(COLUMBUS, Ohio) – A new law allows Ohioans to legally discharge fireworks on certain holidays. Ohioans can legally discharge 1.4G consumer fireworks in Ohio on certain days unless the relevant political subdivision has chosen to ban their use. Under previous law, individuals could purchase consumer-grade fireworks in Ohio but had to transport them out of state within 48 hours.
Here's a breakdown of what you can and can't do under the new law.
When can Ohioans discharge fireworks?
Beginning July 2022, unless limited by local laws, Ohioans can discharge consumer fireworks on the following dates and times:
- July 3, 4, and 5, and the weekends immediately before and after (4 p.m.-11 p.m.)
- Labor Day weekend (4 p.m.-11 p.m.)
- Diwali (4 p.m.-11 p.m.)
- New Year’s Eve (4 p.m.-11:59 p.m.)
- New Year’s Day (12 a.m.-1 a.m.; 4 p.m.-11 p.m.)
- Chinese New Year (4 p.m.-11 p.m.)
- Cinco de Mayo (4 p.m.-11 p.m.)
- Memorial Day weekend (4 p.m.-11 p.m.)
- Juneteenth (4 p.m.-11 p.m.)
Where can fireworks be discharged?
Consumers can discharge fireworks on their own property or on another person’s property if the owner of that property has given express permission for fireworks to be discharged.
Ohioans must discharge fireworks properly
Ohio Revised Code (R.C.) § 3743.45 (as effective July 1, 2022) and Ohio Fire Code (OFC) § 5626 (effective July 3, 2022) apply and can be read in their entirety via the links provided. Relevant OFC provisions outline how 1.4G consumer fireworks must be used and stored by consumers. Some provisions in the rules include:
- No person under the age of 18 is permitted to handle or discharge fireworks.

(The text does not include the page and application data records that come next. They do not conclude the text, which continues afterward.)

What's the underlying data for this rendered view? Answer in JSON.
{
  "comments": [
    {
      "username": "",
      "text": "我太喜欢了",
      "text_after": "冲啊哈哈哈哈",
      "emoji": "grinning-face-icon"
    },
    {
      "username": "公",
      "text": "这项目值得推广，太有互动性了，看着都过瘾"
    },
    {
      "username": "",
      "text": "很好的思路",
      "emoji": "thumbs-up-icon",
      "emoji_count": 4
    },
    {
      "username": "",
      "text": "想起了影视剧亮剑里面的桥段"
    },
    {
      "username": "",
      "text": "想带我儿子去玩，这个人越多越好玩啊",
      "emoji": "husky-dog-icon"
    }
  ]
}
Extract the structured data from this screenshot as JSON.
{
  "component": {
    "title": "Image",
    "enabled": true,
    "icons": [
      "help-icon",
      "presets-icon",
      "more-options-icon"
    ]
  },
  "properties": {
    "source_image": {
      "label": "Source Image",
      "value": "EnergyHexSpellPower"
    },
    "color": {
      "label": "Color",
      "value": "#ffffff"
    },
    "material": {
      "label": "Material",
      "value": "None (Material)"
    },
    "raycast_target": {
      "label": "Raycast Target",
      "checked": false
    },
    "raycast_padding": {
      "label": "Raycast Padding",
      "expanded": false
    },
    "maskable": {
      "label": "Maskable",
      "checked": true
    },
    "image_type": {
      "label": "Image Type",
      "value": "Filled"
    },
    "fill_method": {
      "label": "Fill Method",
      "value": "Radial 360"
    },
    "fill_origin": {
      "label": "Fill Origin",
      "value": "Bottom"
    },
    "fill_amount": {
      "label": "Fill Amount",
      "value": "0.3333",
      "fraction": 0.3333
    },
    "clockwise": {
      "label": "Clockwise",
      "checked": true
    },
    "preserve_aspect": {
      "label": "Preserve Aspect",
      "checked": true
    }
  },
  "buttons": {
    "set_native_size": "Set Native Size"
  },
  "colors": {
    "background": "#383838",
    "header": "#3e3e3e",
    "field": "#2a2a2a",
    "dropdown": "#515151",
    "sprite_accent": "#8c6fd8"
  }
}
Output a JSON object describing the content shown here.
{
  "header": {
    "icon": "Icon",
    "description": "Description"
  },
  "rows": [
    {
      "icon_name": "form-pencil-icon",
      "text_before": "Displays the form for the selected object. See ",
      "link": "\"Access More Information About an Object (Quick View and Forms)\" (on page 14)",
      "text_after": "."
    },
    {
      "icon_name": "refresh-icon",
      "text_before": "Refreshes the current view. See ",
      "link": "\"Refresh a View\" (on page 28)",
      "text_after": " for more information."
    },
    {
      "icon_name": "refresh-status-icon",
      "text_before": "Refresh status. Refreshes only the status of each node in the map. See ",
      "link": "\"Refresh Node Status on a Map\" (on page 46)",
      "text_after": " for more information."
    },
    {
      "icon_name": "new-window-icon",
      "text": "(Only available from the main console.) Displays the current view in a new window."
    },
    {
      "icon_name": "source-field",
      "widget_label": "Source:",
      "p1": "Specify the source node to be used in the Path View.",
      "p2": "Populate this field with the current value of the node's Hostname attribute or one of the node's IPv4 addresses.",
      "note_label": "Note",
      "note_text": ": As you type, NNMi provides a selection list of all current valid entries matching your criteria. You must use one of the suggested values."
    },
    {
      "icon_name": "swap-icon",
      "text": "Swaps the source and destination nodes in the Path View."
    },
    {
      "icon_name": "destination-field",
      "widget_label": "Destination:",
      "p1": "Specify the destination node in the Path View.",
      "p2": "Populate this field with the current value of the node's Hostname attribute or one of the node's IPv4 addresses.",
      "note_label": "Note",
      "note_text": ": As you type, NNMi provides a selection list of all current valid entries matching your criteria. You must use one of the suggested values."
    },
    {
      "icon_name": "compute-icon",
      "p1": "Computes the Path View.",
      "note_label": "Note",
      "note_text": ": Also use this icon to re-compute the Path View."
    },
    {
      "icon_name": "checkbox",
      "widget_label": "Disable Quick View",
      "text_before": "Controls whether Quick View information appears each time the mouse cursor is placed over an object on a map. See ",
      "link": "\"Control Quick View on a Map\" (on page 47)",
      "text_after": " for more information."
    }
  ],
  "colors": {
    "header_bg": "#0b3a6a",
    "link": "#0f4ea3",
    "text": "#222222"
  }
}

- Persons under the age of 18 cannot be within 150 feet of the discharge point of aerial fireworks.
- No person can use fireworks while in possession or control of, or under the influence of, any intoxicating liquor, beer, or controlled substance. A person who violates this is guilty of a first-degree misdemeanor.
- Aerial devices cannot be discharged within 150 feet of spectators (this includes aerial shells, roman candles, cakes, and bottle rockets).
- Non-aerial devices cannot be discharged within 50 feet of spectators (this includes fountains, firecrackers, and ground effect devices).
Note: These separation distances – for both aerial and non-aerial devices – are increased for certain types of locations such as hospitals, schools, healthcare and residential facilities, apartment and multi-tenant buildings, military installations and railroads.
- No person can store in excess of 125 pounds (net weight of pyrotechnic composition) of fireworks unless they have additional safety measures and safeguards in place for such storage.
- Fireworks cannot be discharged indoors.
- Fireworks cannot be aimed at or discharged toward any person or object (such as buildings).
- Fireworks cannot be discharged on public property or private school property.
- Fireworks cannot be discharged if drought conditions exist or in an area where a red flag warning is in place or other weather hazard exists.
Where can Ohioans buy fireworks?
Only fireworks purchased in Ohio may be discharged in Ohio. Consumers may purchase fireworks from any of the licensed sales locations throughout the state. When purchasing fireworks, the retailer must provide consumers with safety glasses (for free or at a nominal charge) and with a safety pamphlet.
Can local officials stop Ohioans from discharging fireworks?
As part of the new law, any political subdivision may opt-out of allowing the ability to discharge within their limits so discuss with your local officials the best course of action for your jurisdiction.
The State Fire Marshal provides rules to the public related to the new fireworks law. For a complete look at the new fireworks rules, visit the Division website
The State Fire Marshal is part of the Ohio Department of Commerce, Ohio’s chief regulatory agency. The Department is focused on promoting prosperity and protecting what matters most to Ohioans. We ensure businesses follow the laws that help them create jobs and keep Ohioans safe. To learn more about what we do, visit our website at com.ohio.gov.